Often, we aren't able to render all the content on a page in the initial paint:

  • We might be fetching that data from an API
  • As seen in The Perils of Rehydration, we can't render user-specific content when server-side rendering with something like Gatsby.
  • We might toggle between different UI elements depending on user state (eg. different calendar views)

It can be jarring for users when things snap into existence; if that happened in real life, it would be terrifying! Our brains are used to things transitioning.

<FadeIn> is a utility component to quickly add a fade-in animation for an element (or group of elements).

Click the button to re-load my 3D avatar:

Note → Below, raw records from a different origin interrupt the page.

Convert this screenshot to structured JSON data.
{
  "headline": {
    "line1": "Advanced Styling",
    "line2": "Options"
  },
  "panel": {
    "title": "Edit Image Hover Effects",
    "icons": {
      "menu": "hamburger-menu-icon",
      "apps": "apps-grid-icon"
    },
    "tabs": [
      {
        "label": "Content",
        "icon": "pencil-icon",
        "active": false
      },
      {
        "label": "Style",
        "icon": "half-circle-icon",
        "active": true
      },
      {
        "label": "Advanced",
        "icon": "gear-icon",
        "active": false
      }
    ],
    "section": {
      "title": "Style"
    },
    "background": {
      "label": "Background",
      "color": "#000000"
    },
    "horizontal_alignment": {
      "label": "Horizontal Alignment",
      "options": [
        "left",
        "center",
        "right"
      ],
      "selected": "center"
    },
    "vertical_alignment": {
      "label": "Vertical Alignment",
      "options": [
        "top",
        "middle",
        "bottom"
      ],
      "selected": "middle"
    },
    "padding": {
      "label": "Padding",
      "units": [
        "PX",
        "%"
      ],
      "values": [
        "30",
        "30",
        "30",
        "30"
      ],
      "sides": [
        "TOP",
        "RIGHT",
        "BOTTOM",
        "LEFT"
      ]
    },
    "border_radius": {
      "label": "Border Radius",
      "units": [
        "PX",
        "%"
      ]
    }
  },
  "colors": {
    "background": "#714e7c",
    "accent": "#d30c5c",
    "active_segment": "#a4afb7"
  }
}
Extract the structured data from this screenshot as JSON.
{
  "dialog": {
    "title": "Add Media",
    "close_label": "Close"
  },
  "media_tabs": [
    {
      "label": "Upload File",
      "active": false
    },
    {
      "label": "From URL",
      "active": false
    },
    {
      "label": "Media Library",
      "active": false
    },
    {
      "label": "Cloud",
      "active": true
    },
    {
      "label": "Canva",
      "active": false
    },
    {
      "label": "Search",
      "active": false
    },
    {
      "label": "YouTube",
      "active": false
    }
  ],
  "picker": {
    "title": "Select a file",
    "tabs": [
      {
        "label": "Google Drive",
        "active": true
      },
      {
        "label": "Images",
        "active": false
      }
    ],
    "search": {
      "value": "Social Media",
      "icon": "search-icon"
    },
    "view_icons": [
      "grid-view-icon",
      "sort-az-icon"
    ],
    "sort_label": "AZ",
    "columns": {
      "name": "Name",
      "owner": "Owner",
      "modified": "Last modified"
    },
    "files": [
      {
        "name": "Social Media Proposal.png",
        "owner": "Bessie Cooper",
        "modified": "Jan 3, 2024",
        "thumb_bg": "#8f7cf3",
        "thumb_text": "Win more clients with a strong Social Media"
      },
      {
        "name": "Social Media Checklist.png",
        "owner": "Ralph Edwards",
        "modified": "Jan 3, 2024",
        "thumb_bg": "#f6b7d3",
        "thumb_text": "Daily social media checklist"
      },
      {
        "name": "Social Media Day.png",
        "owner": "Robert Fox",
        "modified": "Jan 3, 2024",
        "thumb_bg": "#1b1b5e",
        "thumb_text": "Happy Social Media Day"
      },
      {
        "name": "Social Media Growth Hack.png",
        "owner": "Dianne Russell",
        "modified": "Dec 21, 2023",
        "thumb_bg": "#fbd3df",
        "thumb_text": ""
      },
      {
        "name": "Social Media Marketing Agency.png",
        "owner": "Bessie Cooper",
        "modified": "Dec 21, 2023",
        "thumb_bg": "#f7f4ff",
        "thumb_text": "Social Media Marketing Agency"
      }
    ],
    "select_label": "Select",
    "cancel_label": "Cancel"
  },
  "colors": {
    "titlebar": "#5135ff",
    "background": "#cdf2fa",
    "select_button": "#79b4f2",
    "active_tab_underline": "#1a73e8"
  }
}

  • In this example we're using styled-components, though the same approach will work regardless of your styling preferences. With vanilla CSS, you'd use a @keyframes animation.
  • We wrap our animation inside a prefers-reduced-motion media query. This is to be mindful of folks with vestibular disorders. Much more context available in the Accessible Animations with React tutorial.
  • animation-fill-mode: backwards ensures that our content is invisible before the animation begins, if a non-zero delay is passed. If we had a 500ms delay, for example, our content would be totally visible for that first half-second before fading in. animation-fill-mode: backwards applies the initial condition (opacity: 0) backwards in time ⏳
  • We delegate all unrecognized props. This is done to make our life a little bit easier if, say, we want to pass an ID to the wrapper for testing, or wrap this element in a styled-component.
Last Updated:
May 8th, 2020